Traditionally, grammatical representations are analyzed in terms of a few primitive categories and combinatorial rules that are (largely) independent of usage and development; but there is now a large body of research arguing that linguistic structure is emergent and that grammar should be analyzed as a dynamic system consisting of fluid categories and flexible constraints that are shaped by general cognitive processes.
It is the purpose of this workshop to explore the mechanisms that ‘drive’ the emergence of linguistic structure in the process of diachronic language change. Grammatical phenomena to be investigated include (for instance) the emergence of grammatical markers and constructions, the development of morphological paradigms and syntactic categories, the interaction between lexemes and constructions over time, and change of word order. We will explore these phenomena in light of general cognitive processes such as conceptualization (i.e. the cognitive structuring of experience and the way this affects semantically driven grammatical change), analogy and structural priming (i.e. the mapping of relations across categories and construction and its effect on the development of linguistic paradigms), automatization and chunking (i.e. the rise of linguistic sequences and the weakening or loss of linguistic structure), the flow of consciousness (i.e. the constantly moving focus of attention in the unfolding speech stream and the consequences this has for the organization and development of linguistic units) and, of course, social interaction (i.e. cognitive processes that concern the coordination of the language users’ shared knowledge and the way this influences the ‘packaging’ of information in language use and language development).
University of Brussels
University of Pavia
Max Planck Institute for the Science of Human History, Jena

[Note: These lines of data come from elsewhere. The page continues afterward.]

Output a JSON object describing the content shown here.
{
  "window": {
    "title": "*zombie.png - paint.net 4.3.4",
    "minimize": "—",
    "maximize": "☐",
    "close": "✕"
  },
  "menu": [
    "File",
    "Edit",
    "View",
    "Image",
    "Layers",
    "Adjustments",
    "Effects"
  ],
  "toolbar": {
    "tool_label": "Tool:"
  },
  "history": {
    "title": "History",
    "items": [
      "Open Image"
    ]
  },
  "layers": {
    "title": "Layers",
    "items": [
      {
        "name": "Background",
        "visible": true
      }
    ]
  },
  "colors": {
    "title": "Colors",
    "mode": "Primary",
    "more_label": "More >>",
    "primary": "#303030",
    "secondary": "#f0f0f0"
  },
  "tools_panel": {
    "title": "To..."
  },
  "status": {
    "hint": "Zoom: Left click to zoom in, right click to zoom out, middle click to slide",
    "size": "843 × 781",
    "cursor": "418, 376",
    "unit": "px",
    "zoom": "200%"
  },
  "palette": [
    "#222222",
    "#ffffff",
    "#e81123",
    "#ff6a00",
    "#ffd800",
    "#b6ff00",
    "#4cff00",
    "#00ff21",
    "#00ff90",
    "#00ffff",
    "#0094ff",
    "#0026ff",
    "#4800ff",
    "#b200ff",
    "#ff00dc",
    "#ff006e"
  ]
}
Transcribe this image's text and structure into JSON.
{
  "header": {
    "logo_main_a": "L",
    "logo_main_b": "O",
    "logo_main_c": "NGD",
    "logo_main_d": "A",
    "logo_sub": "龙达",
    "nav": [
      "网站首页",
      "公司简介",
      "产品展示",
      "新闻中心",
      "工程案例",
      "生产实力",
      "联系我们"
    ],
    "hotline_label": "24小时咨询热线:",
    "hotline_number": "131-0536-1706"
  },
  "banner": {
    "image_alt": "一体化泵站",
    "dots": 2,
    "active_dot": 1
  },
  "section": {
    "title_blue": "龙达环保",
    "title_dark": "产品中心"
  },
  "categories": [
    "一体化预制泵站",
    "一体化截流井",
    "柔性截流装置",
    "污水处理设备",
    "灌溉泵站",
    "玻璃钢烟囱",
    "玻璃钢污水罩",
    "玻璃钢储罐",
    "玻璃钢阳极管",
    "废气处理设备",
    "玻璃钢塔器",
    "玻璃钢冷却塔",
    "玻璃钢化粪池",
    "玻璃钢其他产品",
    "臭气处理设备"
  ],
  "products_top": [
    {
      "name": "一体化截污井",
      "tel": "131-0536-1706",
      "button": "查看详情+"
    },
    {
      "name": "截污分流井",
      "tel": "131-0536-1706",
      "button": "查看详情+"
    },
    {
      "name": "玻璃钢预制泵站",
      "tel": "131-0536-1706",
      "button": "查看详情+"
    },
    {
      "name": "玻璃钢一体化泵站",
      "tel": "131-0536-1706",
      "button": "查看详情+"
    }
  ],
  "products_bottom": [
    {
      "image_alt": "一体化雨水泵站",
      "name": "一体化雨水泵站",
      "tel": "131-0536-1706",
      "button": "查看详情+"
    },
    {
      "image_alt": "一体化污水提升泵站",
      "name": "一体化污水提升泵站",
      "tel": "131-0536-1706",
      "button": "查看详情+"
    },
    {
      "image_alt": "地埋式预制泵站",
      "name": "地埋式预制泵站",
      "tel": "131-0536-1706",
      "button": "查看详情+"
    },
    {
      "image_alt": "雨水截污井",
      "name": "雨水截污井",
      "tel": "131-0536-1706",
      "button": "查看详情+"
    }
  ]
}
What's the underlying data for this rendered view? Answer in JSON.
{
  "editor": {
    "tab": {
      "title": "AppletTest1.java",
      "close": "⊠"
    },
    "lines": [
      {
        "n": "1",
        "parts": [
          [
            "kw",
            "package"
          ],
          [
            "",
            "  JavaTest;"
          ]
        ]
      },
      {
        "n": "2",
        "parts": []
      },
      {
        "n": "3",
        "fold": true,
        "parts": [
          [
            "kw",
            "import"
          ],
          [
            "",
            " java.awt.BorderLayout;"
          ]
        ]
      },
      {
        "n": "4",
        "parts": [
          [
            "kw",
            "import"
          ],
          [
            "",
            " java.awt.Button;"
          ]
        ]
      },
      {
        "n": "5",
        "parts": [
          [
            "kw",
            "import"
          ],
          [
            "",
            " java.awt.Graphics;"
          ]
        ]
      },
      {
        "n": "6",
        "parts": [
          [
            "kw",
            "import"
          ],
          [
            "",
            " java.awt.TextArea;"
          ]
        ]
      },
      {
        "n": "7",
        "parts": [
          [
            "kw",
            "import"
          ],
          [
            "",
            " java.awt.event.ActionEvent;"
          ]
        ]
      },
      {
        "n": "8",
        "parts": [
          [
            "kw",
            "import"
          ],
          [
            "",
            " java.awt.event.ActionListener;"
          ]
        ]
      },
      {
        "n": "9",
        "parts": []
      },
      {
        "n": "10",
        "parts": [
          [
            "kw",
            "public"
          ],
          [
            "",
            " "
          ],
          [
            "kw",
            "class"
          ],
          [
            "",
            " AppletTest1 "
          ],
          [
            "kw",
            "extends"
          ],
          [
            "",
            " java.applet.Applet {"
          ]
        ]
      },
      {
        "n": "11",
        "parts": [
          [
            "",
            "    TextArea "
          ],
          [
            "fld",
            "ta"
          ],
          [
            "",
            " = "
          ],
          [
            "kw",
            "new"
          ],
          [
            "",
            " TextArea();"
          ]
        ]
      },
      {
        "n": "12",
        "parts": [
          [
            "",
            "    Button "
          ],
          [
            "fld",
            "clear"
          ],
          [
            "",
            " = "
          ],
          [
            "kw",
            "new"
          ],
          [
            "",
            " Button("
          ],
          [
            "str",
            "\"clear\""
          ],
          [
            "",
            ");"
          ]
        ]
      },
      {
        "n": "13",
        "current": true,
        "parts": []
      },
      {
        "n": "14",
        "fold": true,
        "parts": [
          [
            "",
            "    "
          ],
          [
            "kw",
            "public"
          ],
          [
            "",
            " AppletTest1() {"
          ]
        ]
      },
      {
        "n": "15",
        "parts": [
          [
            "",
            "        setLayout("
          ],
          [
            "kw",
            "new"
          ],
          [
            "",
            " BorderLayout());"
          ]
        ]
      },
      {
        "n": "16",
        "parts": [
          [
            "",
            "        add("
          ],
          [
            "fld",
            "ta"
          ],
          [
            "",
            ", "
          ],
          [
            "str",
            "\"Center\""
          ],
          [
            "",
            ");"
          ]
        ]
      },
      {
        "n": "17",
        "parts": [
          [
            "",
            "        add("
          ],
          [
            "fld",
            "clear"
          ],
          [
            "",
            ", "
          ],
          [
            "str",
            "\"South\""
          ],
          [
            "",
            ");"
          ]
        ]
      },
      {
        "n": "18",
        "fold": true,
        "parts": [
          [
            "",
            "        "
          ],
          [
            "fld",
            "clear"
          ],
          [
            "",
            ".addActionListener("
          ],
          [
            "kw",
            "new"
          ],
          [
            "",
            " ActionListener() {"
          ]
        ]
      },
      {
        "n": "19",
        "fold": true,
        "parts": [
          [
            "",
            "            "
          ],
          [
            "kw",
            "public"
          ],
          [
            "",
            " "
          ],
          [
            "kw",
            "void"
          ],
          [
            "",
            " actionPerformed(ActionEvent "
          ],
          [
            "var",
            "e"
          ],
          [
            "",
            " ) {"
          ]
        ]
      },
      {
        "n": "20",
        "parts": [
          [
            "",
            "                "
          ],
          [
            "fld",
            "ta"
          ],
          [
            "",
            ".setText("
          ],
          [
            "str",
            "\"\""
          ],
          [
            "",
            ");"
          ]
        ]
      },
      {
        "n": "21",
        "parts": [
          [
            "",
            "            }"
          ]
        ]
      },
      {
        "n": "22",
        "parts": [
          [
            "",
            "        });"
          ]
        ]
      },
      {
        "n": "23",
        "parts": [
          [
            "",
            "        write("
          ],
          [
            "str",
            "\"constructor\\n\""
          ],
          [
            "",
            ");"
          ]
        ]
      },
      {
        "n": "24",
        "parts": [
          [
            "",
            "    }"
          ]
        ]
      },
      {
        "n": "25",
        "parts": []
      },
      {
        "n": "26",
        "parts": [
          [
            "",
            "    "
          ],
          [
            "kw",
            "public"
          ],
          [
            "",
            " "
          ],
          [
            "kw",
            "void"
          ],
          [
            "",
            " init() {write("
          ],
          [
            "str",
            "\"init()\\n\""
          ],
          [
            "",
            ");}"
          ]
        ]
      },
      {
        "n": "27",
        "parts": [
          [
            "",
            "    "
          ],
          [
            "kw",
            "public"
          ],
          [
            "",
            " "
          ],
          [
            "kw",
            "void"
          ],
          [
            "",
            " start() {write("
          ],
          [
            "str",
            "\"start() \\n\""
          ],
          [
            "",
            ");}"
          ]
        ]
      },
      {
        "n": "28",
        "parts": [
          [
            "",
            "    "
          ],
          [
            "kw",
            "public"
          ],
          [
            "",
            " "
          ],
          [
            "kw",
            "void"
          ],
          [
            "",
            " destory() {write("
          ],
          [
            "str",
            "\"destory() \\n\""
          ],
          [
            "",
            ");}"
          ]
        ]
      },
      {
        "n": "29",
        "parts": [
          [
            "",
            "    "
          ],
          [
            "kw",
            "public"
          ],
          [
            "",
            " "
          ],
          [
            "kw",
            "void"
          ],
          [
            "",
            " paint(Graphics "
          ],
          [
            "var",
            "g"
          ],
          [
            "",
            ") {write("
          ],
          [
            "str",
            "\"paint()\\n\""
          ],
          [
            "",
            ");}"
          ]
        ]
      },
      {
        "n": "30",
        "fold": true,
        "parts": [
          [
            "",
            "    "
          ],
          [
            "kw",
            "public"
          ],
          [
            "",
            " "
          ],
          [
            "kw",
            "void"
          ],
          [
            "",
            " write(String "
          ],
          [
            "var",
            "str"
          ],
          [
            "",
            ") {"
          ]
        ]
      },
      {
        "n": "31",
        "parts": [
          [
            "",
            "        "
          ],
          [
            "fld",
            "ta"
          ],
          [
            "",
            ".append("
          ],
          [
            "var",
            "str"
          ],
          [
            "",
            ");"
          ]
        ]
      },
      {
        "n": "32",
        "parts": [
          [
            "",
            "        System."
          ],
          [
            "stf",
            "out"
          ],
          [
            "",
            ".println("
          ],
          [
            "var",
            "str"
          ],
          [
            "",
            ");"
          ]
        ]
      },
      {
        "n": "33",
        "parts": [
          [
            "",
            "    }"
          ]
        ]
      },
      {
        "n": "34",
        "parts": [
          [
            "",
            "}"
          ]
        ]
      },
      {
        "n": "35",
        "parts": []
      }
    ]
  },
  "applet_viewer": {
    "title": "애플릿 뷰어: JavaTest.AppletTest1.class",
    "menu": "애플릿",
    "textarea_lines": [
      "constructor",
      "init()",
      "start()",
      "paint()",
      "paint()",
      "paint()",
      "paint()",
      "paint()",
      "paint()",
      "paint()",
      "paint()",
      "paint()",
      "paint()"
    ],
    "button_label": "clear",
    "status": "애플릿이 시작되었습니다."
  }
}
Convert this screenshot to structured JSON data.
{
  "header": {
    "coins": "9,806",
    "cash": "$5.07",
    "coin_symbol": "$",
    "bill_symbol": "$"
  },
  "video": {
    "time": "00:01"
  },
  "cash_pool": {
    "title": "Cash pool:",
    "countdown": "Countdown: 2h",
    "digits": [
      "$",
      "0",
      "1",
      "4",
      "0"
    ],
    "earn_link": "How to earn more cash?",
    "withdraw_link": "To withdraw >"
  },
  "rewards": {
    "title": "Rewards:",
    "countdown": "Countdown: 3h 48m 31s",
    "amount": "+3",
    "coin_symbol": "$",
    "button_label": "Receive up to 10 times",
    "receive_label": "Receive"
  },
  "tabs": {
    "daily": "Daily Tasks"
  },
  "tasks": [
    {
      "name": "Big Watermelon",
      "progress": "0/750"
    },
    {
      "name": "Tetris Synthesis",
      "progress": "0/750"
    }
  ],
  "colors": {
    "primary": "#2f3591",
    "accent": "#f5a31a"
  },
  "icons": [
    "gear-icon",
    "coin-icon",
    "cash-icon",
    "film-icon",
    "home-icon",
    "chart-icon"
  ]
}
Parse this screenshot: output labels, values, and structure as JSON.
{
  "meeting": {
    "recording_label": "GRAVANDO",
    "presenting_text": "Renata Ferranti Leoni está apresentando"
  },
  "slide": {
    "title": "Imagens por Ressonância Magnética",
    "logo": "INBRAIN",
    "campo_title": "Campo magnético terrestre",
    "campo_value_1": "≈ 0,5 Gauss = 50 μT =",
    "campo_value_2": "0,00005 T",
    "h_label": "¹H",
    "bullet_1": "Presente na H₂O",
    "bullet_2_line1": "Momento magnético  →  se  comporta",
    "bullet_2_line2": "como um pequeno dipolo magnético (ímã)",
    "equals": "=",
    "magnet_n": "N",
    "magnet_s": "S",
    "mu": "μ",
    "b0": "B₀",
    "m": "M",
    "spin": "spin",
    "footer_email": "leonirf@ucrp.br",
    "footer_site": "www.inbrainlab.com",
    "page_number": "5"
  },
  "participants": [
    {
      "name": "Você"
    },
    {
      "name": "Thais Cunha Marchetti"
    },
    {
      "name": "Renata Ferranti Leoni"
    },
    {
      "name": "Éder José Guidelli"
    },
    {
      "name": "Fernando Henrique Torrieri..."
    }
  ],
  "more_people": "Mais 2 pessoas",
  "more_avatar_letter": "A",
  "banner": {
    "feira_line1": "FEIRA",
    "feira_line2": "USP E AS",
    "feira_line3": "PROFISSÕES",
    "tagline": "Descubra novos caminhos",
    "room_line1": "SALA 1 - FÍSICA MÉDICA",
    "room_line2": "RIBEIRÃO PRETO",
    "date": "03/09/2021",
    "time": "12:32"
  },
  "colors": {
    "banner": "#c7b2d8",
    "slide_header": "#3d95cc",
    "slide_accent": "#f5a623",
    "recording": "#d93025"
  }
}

University of Neuchatel
Sony Computer Science Laboratory, Paris
van de Velde
University of Leuven
University of Connecticut, Storrs